Directions for this task:
Each line of the material beneath should be duplicated exactly.

Material for the task:

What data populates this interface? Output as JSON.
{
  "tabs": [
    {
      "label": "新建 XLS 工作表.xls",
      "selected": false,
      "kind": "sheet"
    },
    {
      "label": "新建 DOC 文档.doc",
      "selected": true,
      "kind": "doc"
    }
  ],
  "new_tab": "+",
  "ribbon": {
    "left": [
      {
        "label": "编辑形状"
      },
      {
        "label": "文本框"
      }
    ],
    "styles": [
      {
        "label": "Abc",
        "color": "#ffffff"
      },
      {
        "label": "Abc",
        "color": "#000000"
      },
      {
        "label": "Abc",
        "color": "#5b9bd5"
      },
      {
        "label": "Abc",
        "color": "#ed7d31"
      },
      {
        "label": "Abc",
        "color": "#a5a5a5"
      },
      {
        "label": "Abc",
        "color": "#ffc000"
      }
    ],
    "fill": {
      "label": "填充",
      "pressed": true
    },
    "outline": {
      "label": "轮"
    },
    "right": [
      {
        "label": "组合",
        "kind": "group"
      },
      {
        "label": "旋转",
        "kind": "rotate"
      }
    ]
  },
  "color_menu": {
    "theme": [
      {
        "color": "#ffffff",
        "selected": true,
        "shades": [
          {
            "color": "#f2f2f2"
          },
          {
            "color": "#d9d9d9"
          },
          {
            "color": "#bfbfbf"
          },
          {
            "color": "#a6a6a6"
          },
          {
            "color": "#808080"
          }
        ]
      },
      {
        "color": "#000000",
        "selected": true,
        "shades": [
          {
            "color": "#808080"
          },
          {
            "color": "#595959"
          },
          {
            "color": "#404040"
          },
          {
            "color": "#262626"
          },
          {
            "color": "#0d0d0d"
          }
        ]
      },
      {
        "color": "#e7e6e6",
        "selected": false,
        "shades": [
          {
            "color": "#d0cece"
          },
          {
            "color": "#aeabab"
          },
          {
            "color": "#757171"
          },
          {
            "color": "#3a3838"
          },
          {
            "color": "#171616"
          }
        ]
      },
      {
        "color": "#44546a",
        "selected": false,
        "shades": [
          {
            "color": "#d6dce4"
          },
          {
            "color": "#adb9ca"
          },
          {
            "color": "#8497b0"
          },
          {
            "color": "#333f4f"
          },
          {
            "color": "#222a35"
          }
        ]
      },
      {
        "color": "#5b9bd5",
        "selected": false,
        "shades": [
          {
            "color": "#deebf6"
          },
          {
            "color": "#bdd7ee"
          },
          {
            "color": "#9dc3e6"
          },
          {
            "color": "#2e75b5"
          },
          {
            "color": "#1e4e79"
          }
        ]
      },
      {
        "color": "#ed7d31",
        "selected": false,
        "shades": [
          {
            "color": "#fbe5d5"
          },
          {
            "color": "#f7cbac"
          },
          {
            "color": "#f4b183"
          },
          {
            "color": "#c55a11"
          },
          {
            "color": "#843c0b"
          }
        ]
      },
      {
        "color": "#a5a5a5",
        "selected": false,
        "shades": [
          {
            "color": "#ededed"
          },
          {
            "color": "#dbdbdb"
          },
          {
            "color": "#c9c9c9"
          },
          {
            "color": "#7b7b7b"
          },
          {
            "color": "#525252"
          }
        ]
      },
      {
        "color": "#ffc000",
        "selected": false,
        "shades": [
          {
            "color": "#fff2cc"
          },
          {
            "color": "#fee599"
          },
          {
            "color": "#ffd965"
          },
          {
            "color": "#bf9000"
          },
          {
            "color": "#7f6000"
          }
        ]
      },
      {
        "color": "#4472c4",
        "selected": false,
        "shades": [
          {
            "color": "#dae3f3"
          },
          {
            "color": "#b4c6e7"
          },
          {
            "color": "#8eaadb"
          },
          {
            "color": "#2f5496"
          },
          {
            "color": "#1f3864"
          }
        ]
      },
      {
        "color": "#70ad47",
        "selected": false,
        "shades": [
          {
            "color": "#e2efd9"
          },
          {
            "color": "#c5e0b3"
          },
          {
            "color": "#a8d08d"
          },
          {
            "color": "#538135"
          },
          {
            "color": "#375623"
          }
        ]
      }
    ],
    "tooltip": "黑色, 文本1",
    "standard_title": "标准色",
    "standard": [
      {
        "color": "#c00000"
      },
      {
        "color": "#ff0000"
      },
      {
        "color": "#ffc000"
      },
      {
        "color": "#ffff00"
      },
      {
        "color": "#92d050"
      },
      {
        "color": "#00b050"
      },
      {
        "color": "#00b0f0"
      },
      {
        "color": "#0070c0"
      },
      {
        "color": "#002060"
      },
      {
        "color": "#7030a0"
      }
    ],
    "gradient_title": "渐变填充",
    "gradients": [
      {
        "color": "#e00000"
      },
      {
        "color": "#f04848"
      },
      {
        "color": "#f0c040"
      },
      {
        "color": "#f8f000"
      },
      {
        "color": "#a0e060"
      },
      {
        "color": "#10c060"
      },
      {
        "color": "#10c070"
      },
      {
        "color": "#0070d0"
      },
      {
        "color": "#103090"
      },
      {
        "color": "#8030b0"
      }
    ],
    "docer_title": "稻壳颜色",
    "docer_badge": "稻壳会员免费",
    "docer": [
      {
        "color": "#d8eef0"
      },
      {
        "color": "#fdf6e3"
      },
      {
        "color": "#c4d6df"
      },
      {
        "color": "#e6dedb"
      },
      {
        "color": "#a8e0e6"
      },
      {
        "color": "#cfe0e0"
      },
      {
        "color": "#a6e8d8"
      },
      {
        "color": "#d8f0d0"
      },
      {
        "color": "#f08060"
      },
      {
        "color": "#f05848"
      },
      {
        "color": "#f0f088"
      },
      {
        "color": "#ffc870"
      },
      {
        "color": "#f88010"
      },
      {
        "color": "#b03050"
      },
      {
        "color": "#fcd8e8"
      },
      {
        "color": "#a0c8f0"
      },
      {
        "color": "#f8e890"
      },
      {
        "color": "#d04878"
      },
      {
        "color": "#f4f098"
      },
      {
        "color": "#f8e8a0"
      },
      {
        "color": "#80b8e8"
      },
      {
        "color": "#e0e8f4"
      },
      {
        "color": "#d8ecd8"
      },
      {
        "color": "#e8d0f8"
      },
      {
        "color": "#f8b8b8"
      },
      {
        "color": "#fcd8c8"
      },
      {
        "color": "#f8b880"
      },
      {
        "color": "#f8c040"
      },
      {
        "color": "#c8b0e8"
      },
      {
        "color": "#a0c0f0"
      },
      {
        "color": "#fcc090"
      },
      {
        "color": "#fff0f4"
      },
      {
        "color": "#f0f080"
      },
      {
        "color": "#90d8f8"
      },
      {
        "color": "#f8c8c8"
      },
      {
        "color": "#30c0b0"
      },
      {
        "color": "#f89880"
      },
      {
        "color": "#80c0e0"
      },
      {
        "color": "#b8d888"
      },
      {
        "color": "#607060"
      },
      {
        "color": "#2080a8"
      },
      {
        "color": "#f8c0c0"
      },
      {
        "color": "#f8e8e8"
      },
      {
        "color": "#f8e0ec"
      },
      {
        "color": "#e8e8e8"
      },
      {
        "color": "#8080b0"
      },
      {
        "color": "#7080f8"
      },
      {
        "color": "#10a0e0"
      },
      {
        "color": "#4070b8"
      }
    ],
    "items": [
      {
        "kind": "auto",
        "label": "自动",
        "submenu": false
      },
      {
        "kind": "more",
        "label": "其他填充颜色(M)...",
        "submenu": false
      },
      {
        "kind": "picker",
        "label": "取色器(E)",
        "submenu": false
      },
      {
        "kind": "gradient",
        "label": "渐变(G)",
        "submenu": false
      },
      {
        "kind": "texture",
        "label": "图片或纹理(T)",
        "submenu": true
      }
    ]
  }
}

The completed task:
What data populates this interface? Output as JSON.
{
  "tabs": [
    {
      "label": "新建 XLS 工作表.xls",
      "selected": false,
      "kind": "sheet"
    },
    {
      "label": "新建 DOC 文档.doc",
      "selected": true,
      "kind": "doc"
    }
  ],
  "new_tab": "+",
  "ribbon": {
    "left": [
      {
        "label": "编辑形状"
      },
      {
        "label": "文本框"
      }
    ],
    "styles": [
      {
        "label": "Abc",
        "color": "#ffffff"
      },
      {
        "label": "Abc",
        "color": "#000000"
      },
      {
        "label": "Abc",
        "color": "#5b9bd5"
      },
      {
        "label": "Abc",
        "color": "#ed7d31"
      },
      {
        "label": "Abc",
        "color": "#a5a5a5"
      },
      {
        "label": "Abc",
        "color": "#ffc000"
      }
    ],
    "fill": {
      "label": "填充",
      "pressed": true
    },
    "outline": {
      "label": "轮"
    },
    "right": [
      {
        "label": "组合",
        "kind": "group"
      },
      {
        "label": "旋转",
        "kind": "rotate"
      }
    ]
  },
  "color_menu": {
    "theme": [
      {
        "color": "#ffffff",
        "selected": true,
        "shades": [
          {
            "color": "#f2f2f2"
          },
          {
            "color": "#d9d9d9"
          },
          {
            "color": "#bfbfbf"
          },
          {
            "color": "#a6a6a6"
          },
          {
            "color": "#808080"
          }
        ]
      },
      {
        "color": "#000000",
        "selected": true,
        "shades": [
          {
            "color": "#808080"
          },
          {
            "color": "#595959"
          },
          {
            "color": "#404040"
          },
          {
            "color": "#262626"
          },
          {
            "color": "#0d0d0d"
          }
        ]
      },
      {
        "color": "#e7e6e6",
        "selected": false,
        "shades": [
          {
            "color": "#d0cece"
          },
          {
            "color": "#aeabab"
          },
          {
            "color": "#757171"
          },
          {
            "color": "#3a3838"
          },
          {
            "color": "#171616"
          }
        ]
      },
      {
        "color": "#44546a",
        "selected": false,
        "shades": [
          {
            "color": "#d6dce4"
          },
          {
            "color": "#adb9ca"
          },
          {
            "color": "#8497b0"
          },
          {
            "color": "#333f4f"
          },
          {
            "color": "#222a35"
          }
        ]
      },
      {
        "color": "#5b9bd5",
        "selected": false,
        "shades": [
          {
            "color": "#deebf6"
          },
          {
            "color": "#bdd7ee"
          },
          {
            "color": "#9dc3e6"
          },
          {
            "color": "#2e75b5"
          },
          {
            "color": "#1e4e79"
          }
        ]
      },
      {
        "color": "#ed7d31",
        "selected": false,
        "shades": [
          {
            "color": "#fbe5d5"
          },
          {
            "color": "#f7cbac"
          },
          {
            "color": "#f4b183"
          },
          {
            "color": "#c55a11"
          },
          {
            "color": "#843c0b"
          }
        ]
      },
      {
        "color": "#a5a5a5",
        "selected": false,
        "shades": [
          {
            "color": "#ededed"
          },
          {
            "color": "#dbdbdb"
          },
          {
            "color": "#c9c9c9"
          },
          {
            "color": "#7b7b7b"
          },
          {
            "color": "#525252"
          }
        ]
      },
      {
        "color": "#ffc000",
        "selected": false,
        "shades": [
          {
            "color": "#fff2cc"
          },
          {
            "color": "#fee599"
          },
          {
            "color": "#ffd965"
          },
          {
            "color": "#bf9000"
          },
          {
            "color": "#7f6000"
          }
        ]
      },
      {
        "color": "#4472c4",
        "selected": false,
        "shades": [
          {
            "color": "#dae3f3"
          },
          {
            "color": "#b4c6e7"
          },
          {
            "color": "#8eaadb"
          },
          {
            "color": "#2f5496"
          },
          {
            "color": "#1f3864"
          }
        ]
      },
      {
        "color": "#70ad47",
        "selected": false,
        "shades": [
          {
            "color": "#e2efd9"
          },
          {
            "color": "#c5e0b3"
          },
          {
            "color": "#a8d08d"
          },
          {
            "color": "#538135"
          },
          {
            "color": "#375623"
          }
        ]
      }
    ],
    "tooltip": "黑色, 文本1",
    "standard_title": "标准色",
    "standard": [
      {
        "color": "#c00000"
      },
      {
        "color": "#ff0000"
      },
      {
        "color": "#ffc000"
      },
      {
        "color": "#ffff00"
      },
      {
        "color": "#92d050"
      },
      {
        "color": "#00b050"
      },
      {
        "color": "#00b0f0"
      },
      {
        "color": "#0070c0"
      },
      {
        "color": "#002060"
      },
      {
        "color": "#7030a0"
      }
    ],
    "gradient_title": "渐变填充",
    "gradients": [
      {
        "color": "#e00000"
      },
      {
        "color": "#f04848"
      },
      {
        "color": "#f0c040"
      },
      {
        "color": "#f8f000"
      },
      {
        "color": "#a0e060"
      },
      {
        "color": "#10c060"
      },
      {
        "color": "#10c070"
      },
      {
        "color": "#0070d0"
      },
      {
        "color": "#103090"
      },
      {
        "color": "#8030b0"
      }
    ],
    "docer_title": "稻壳颜色",
    "docer_badge": "稻壳会员免费",
    "docer": [
      {
        "color": "#d8eef0"
      },
      {
        "color": "#fdf6e3"
      },
      {
        "color": "#c4d6df"
      },
      {
        "color": "#e6dedb"
      },
      {
        "color": "#a8e0e6"
      },
      {
        "color": "#cfe0e0"
      },
      {
        "color": "#a6e8d8"
      },
      {
        "color": "#d8f0d0"
      },
      {
        "color": "#f08060"
      },
      {
        "color": "#f05848"
      },
      {
        "color": "#f0f088"
      },
      {
        "color": "#ffc870"
      },
      {
        "color": "#f88010"
      },
      {
        "color": "#b03050"
      },
      {
        "color": "#fcd8e8"
      },
      {
        "color": "#a0c8f0"
      },
      {
        "color": "#f8e890"
      },
      {
        "color": "#d04878"
      },
      {
        "color": "#f4f098"
      },
      {
        "color": "#f8e8a0"
      },
      {
        "color": "#80b8e8"
      },
      {
        "color": "#e0e8f4"
      },
      {
        "color": "#d8ecd8"
      },
      {
        "color": "#e8d0f8"
      },
      {
        "color": "#f8b8b8"
      },
      {
        "color": "#fcd8c8"
      },
      {
        "color": "#f8b880"
      },
      {
        "color": "#f8c040"
      },
      {
        "color": "#c8b0e8"
      },
      {
        "color": "#a0c0f0"
      },
      {
        "color": "#fcc090"
      },
      {
        "color": "#fff0f4"
      },
      {
        "color": "#f0f080"
      },
      {
        "color": "#90d8f8"
      },
      {
        "color": "#f8c8c8"
      },
      {
        "color": "#30c0b0"
      },
      {
        "color": "#f89880"
      },
      {
        "color": "#80c0e0"
      },
      {
        "color": "#b8d888"
      },
      {
        "color": "#607060"
      },
      {
        "color": "#2080a8"
      },
      {
        "color": "#f8c0c0"
      },
      {
        "color": "#f8e8e8"
      },
      {
        "color": "#f8e0ec"
      },
      {
        "color": "#e8e8e8"
      },
      {
        "color": "#8080b0"
      },
      {
        "color": "#7080f8"
      },
      {
        "color": "#10a0e0"
      },
      {
        "color": "#4070b8"
      }
    ],
    "items": [
      {
        "kind": "auto",
        "label": "自动",
        "submenu": false
      },
      {
        "kind": "more",
        "label": "其他填充颜色(M)...",
        "submenu": false
      },
      {
        "kind": "picker",
        "label": "取色器(E)",
        "submenu": false
      },
      {
        "kind": "gradient",
        "label": "渐变(G)",
        "submenu": false
      },
      {
        "kind": "texture",
        "label": "图片或纹理(T)",
        "submenu": true
      }
    ]
  }
}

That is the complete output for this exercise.